The coastal area of Belize includes the greatest barrier reef in the northern hemisphere. Coral reef and marine habitat, and the tourism they attract, are huge resources of revenue for the united states.

Dr. Robert Griffin, an atmospheric and Earth science professor, was focusing on a NASA project to review the reef’s health when COVID-19 created the water quality research opportunity. Beneath the grant, Griffin and his team are studying how decreased tourism impacts urban and agricultural point and nonpoint resources of water pollutants.

“We are partnering with the Wildlife Conservation Society in Belize to venture out and collect water quality samples of predefined areas off the coast of Belize,” Dr. Griffin says. “These will be analyzed in a lab in Belize for nutrient and sediment loads, and we will utilize the field data to calibrate the satellite data we are collecting.”

The study is a fantastic exemplory case of using combined methods and a space-to-ground approach to data collection, he says.

“This aligns with this larger Belize study, which is focused on coral reef health in the US Educational, Scientific and Cultural Organization (UNESCO) World Heritage barrier reef site,” Dr. Griffin says.

But this study focuses on how water quality has, is, and can change therefore of COVID-19 related lockdowns in Belize, he says.

“The normally very substantial tourism industry was shut down, but agricultural activities continued so the idea is to see contributions each of these sources have to water quality in this area - which, of course, has implications for reef health.”

It’s a unique possibility to see how much tourism plays a part in water pollution and runoff when compared to other industries, says Dr. Griffin.

“Mostly we’re concentrating on nutrients like nitrogen and phosphorous in the water, which are indicative of larger processes of non-point source pollution,” he says. “Because we have a natural test out the shutdown, we are able to isolate what some of these sources are and estimate their contributions to overall water quality.”

The study’s findings can help Belize’s Department of the surroundings understand the impacts of various kinds of land use on overall water quality in the Belize lagoon and offer a baseline for understanding how these impacts might impact coral reef and marine habitat health.

Dr. Emil Cherrington, a study scientist at UAH’s Earth System Science Center (ESSC) is dealing with Dr. Griffin, leveraging ESSC’s resources and the Department of Atmospheric and Earth Science to conduct the land cover part of the research.

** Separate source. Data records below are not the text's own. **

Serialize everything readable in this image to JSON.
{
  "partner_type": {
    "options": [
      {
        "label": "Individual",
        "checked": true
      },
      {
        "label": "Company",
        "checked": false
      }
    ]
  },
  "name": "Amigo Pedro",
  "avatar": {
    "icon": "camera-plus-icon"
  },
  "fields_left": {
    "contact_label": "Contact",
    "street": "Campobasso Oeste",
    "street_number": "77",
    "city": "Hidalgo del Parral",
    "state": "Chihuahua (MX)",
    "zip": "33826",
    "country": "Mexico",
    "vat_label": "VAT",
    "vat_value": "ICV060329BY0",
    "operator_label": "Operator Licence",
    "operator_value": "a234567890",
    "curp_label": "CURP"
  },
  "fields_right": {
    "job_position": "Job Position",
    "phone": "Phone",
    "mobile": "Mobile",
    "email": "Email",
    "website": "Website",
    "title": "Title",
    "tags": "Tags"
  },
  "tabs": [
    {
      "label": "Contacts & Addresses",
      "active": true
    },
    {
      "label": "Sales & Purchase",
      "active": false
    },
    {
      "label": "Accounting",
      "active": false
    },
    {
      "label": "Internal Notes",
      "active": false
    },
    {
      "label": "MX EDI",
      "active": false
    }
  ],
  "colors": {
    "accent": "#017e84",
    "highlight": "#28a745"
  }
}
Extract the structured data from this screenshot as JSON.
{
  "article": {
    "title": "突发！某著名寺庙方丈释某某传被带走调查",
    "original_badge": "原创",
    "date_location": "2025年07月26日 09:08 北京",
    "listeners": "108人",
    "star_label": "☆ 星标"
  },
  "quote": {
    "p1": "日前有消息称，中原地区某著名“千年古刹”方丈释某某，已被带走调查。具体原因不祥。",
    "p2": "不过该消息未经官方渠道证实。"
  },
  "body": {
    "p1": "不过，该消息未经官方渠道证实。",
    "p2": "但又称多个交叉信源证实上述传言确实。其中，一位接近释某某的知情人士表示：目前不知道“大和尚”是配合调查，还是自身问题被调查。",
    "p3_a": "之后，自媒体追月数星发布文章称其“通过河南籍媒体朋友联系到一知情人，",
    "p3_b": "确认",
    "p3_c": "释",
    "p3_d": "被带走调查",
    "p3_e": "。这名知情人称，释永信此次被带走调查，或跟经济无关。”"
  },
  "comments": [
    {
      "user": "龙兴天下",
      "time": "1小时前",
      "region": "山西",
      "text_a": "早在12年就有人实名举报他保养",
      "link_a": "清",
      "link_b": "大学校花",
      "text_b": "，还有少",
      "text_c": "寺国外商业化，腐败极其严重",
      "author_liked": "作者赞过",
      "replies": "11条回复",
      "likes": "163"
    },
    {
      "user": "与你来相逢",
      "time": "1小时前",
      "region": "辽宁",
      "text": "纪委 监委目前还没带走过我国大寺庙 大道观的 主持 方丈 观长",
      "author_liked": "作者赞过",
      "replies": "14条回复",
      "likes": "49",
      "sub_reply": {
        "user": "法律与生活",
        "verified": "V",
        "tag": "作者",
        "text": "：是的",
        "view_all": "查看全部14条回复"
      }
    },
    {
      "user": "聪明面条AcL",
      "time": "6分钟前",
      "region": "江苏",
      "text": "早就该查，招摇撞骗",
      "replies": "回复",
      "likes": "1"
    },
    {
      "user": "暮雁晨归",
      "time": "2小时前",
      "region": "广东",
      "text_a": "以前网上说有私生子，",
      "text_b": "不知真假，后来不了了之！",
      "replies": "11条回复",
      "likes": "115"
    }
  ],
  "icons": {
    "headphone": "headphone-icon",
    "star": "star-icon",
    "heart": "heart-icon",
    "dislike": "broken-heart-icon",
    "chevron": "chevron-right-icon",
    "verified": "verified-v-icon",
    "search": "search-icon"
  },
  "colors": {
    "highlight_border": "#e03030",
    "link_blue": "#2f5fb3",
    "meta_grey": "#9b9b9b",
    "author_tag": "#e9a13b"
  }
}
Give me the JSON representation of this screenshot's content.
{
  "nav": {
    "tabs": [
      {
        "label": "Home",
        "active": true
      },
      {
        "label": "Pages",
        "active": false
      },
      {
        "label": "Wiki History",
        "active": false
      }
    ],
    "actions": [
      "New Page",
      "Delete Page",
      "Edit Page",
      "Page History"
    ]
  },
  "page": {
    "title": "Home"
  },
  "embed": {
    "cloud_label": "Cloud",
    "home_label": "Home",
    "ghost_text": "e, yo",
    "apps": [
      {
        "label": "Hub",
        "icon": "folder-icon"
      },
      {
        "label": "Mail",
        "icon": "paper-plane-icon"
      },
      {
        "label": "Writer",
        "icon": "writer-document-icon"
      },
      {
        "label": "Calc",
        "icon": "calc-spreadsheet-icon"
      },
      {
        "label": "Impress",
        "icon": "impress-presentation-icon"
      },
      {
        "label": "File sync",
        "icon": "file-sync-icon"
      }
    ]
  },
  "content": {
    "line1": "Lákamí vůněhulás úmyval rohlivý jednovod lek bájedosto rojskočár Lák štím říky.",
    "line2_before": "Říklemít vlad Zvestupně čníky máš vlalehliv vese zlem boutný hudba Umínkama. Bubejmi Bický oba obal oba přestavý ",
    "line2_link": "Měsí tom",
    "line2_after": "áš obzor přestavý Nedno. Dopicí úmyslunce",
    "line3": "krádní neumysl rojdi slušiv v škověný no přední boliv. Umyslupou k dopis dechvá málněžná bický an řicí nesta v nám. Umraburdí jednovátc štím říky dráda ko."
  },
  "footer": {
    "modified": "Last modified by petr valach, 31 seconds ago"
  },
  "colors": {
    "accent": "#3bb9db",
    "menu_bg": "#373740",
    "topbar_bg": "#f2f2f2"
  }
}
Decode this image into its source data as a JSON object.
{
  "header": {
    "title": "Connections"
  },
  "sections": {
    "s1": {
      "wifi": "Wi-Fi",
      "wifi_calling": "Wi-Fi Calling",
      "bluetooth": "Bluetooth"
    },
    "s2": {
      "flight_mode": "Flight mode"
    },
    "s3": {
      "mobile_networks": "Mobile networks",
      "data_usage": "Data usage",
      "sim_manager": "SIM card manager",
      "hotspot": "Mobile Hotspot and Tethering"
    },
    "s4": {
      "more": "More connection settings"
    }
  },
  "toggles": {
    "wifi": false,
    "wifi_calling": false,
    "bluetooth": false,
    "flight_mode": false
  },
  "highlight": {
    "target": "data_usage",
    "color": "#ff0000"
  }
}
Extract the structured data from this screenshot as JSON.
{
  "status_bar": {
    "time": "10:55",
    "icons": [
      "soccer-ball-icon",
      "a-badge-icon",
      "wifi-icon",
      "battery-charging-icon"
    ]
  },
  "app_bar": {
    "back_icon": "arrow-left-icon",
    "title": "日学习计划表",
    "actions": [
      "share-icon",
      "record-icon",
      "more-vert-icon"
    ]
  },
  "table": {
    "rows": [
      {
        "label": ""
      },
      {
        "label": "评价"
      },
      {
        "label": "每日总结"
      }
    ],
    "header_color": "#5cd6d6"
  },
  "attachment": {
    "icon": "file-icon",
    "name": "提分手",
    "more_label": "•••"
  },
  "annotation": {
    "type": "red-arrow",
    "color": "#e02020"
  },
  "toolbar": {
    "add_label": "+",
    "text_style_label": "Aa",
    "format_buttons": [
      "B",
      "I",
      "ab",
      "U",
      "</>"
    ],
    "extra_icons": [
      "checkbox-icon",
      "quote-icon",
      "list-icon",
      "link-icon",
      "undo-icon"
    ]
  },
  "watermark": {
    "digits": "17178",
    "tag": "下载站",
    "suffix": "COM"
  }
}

Dr. Deepak Mishra, a University of Georgia associate professor of geography and a researcher at its Center for Integrative Conservation Research, has been collaborating wth his team to give attention to remote sensing of water quality. Nicole Auil-Gomez from the Wildlife Conservation Society and her team are concentrating on data collection.

“Grants like these are critical to opportunistic data collection during events like this,” Dr. Griffin says. “Thanks to the NASA Rapid Response and Novel Research in Earth Science program and Dr. Laura Lorenzoni, in addition to the NASA Biological Diversity and Ecological Forecasting program led by Dr. Woody Turner.”